--- Dataset entries ---
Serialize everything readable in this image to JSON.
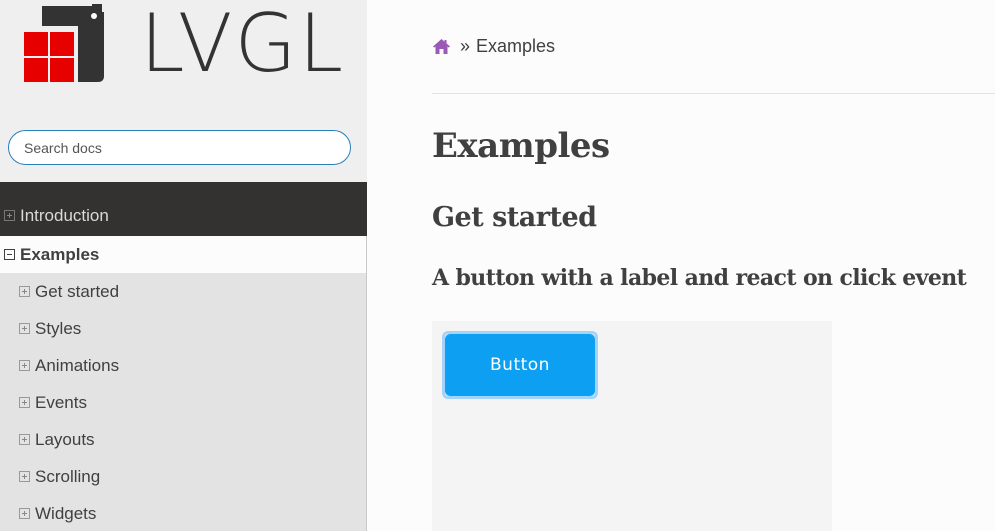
{
  "logo": {
    "text": "LVGL",
    "colors": {
      "red": "#e60000",
      "dark": "#333333"
    }
  },
  "search": {
    "placeholder": "Search docs",
    "value": ""
  },
  "nav": {
    "items": [
      {
        "label": "Introduction",
        "level": 1,
        "expanded": false
      },
      {
        "label": "Examples",
        "level": 1,
        "expanded": true,
        "current": true
      },
      {
        "label": "Get started",
        "level": 2
      },
      {
        "label": "Styles",
        "level": 2
      },
      {
        "label": "Animations",
        "level": 2
      },
      {
        "label": "Events",
        "level": 2
      },
      {
        "label": "Layouts",
        "level": 2
      },
      {
        "label": "Scrolling",
        "level": 2
      },
      {
        "label": "Widgets",
        "level": 2
      }
    ]
  },
  "breadcrumb": {
    "icon": "home-icon",
    "separator": "»",
    "current": "Examples"
  },
  "content": {
    "title": "Examples",
    "section": "Get started",
    "subsection": "A button with a label and react on click event",
    "demo": {
      "button_label": "Button"
    }
  },
  "colors": {
    "accent": "#2980b9",
    "home_icon": "#9b59b6",
    "demo_button": "#0c9ff2",
    "sidebar_dark": "#343131"
  }
}
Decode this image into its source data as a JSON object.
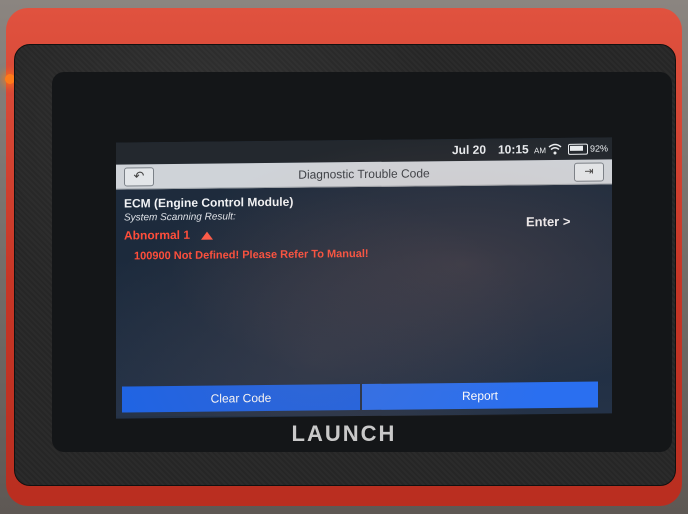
{
  "status_bar": {
    "date": "Jul 20",
    "time": "10:15",
    "ampm": "AM",
    "battery": "92%"
  },
  "title_bar": {
    "title": "Diagnostic Trouble Code"
  },
  "content": {
    "module": "ECM (Engine Control Module)",
    "scan_label": "System Scanning Result:",
    "status": "Abnormal 1",
    "dtc": "100900 Not Defined! Please Refer To Manual!",
    "enter_label": "Enter >"
  },
  "actions": {
    "clear_label": "Clear Code",
    "report_label": "Report"
  },
  "brand": {
    "name": "LAUNCH"
  },
  "colors": {
    "accent_blue": "#1d63e6",
    "error_red": "#ff4d3a",
    "bumper_red": "#d7412f"
  },
  "icons": [
    "back-arrow-icon",
    "exit-icon",
    "wifi-icon",
    "battery-icon",
    "status-arrow-up-icon"
  ]
}
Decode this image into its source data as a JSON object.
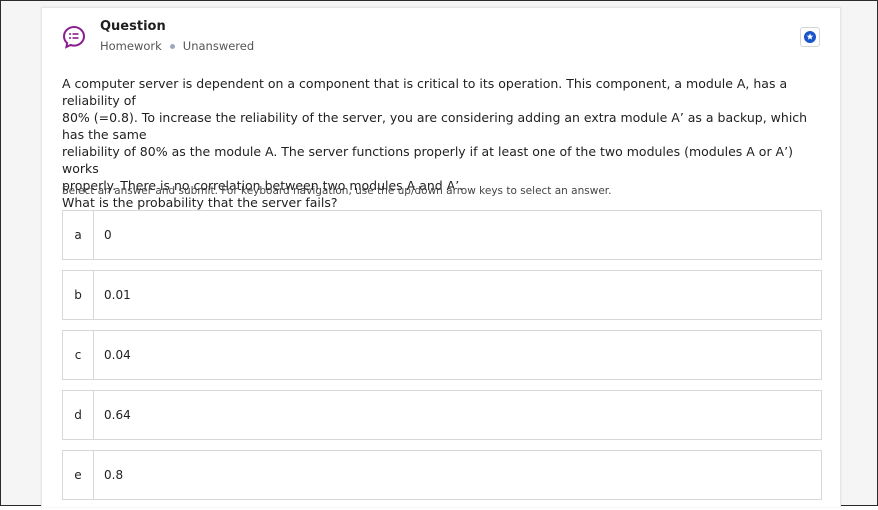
{
  "header": {
    "title": "Question",
    "type_label": "Homework",
    "status_label": "Unanswered",
    "icon": "question-chat-icon",
    "accent": "#8a1e8f"
  },
  "bookmark": {
    "icon": "star-badge-icon",
    "color": "#1a56c9"
  },
  "question": {
    "text_lines": [
      "A computer server is dependent on a component that is critical to its operation. This component, a module A, has a reliability of",
      "80% (=0.8). To increase the reliability of the server, you are considering adding an extra module A’ as a backup, which has the same",
      "reliability of 80% as the module A. The server functions properly if at least one of the two modules (modules A or A’) works",
      "properly. There is no correlation between two modules A and A’.",
      "What is the probability that the server fails?"
    ]
  },
  "instruction": "Select an answer and submit. For keyboard navigation, use the up/down arrow keys to select an answer.",
  "options": [
    {
      "letter": "a",
      "value": "0"
    },
    {
      "letter": "b",
      "value": "0.01"
    },
    {
      "letter": "c",
      "value": "0.04"
    },
    {
      "letter": "d",
      "value": "0.64"
    },
    {
      "letter": "e",
      "value": "0.8"
    }
  ]
}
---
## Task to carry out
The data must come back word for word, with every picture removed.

## Solution
Serialize everything readable in this image to JSON.
{
  "logo": {
    "text": "LVGL",
    "colors": {
      "red": "#e60000",
      "dark": "#333333"
    }
  },
  "search": {
    "placeholder": "Search docs",
    "value": ""
  },
  "nav": {
    "items": [
      {
        "label": "Introduction",
        "level": 1,
        "expanded": false
      },
      {
        "label": "Examples",
        "level": 1,
        "expanded": true,
        "current": true
      },
      {
        "label": "Get started",
        "level": 2
      },
      {
        "label": "Styles",
        "level": 2
      },
      {
        "label": "Animations",
        "level": 2
      },
      {
        "label": "Events",
        "level": 2
      },
      {
        "label": "Layouts",
        "level": 2
      },
      {
        "label": "Scrolling",
        "level": 2
      },
      {
        "label": "Widgets",
        "level": 2
      }
    ]
  },
  "breadcrumb": {
    "icon": "home-icon",
    "separator": "»",
    "current": "Examples"
  },
  "content": {
    "title": "Examples",
    "section": "Get started",
    "subsection": "A button with a label and react on click event",
    "demo": {
      "button_label": "Button"
    }
  },
  "colors": {
    "accent": "#2980b9",
    "home_icon": "#9b59b6",
    "demo_button": "#0c9ff2",
    "sidebar_dark": "#343131"
  }
}
Decode this image into its source data as a JSON object.
{
  "status_bar": {
    "date": "Jul 20",
    "time": "10:15",
    "ampm": "AM",
    "battery": "92%"
  },
  "title_bar": {
    "title": "Diagnostic Trouble Code"
  },
  "content": {
    "module": "ECM (Engine Control Module)",
    "scan_label": "System Scanning Result:",
    "status": "Abnormal 1",
    "dtc": "100900 Not Defined! Please Refer To Manual!",
    "enter_label": "Enter >"
  },
  "actions": {
    "clear_label": "Clear Code",
    "report_label": "Report"
  },
  "brand": {
    "name": "LAUNCH"
  },
  "colors": {
    "accent_blue": "#1d63e6",
    "error_red": "#ff4d3a",
    "bumper_red": "#d7412f"
  },
  "icons": [
    "back-arrow-icon",
    "exit-icon",
    "wifi-icon",
    "battery-icon",
    "status-arrow-up-icon"
  ]
}
Decode this image into its source data as a JSON object.
{
  "header": {
    "title": "Question",
    "type_label": "Homework",
    "status_label": "Unanswered",
    "icon": "question-chat-icon",
    "accent": "#8a1e8f"
  },
  "bookmark": {
    "icon": "star-badge-icon",
    "color": "#1a56c9"
  },
  "question": {
    "text_lines": [
      "A computer server is dependent on a component that is critical to its operation. This component, a module A, has a reliability of",
      "80% (=0.8). To increase the reliability of the server, you are considering adding an extra module A’ as a backup, which has the same",
      "reliability of 80% as the module A. The server functions properly if at least one of the two modules (modules A or A’) works",
      "properly. There is no correlation between two modules A and A’.",
      "What is the probability that the server fails?"
    ]
  },
  "instruction": "Select an answer and submit. For keyboard navigation, use the up/down arrow keys to select an answer.",
  "options": [
    {
      "letter": "a",
      "value": "0"
    },
    {
      "letter": "b",
      "value": "0.01"
    },
    {
      "letter": "c",
      "value": "0.04"
    },
    {
      "letter": "d",
      "value": "0.64"
    },
    {
      "letter": "e",
      "value": "0.8"
    }
  ]
}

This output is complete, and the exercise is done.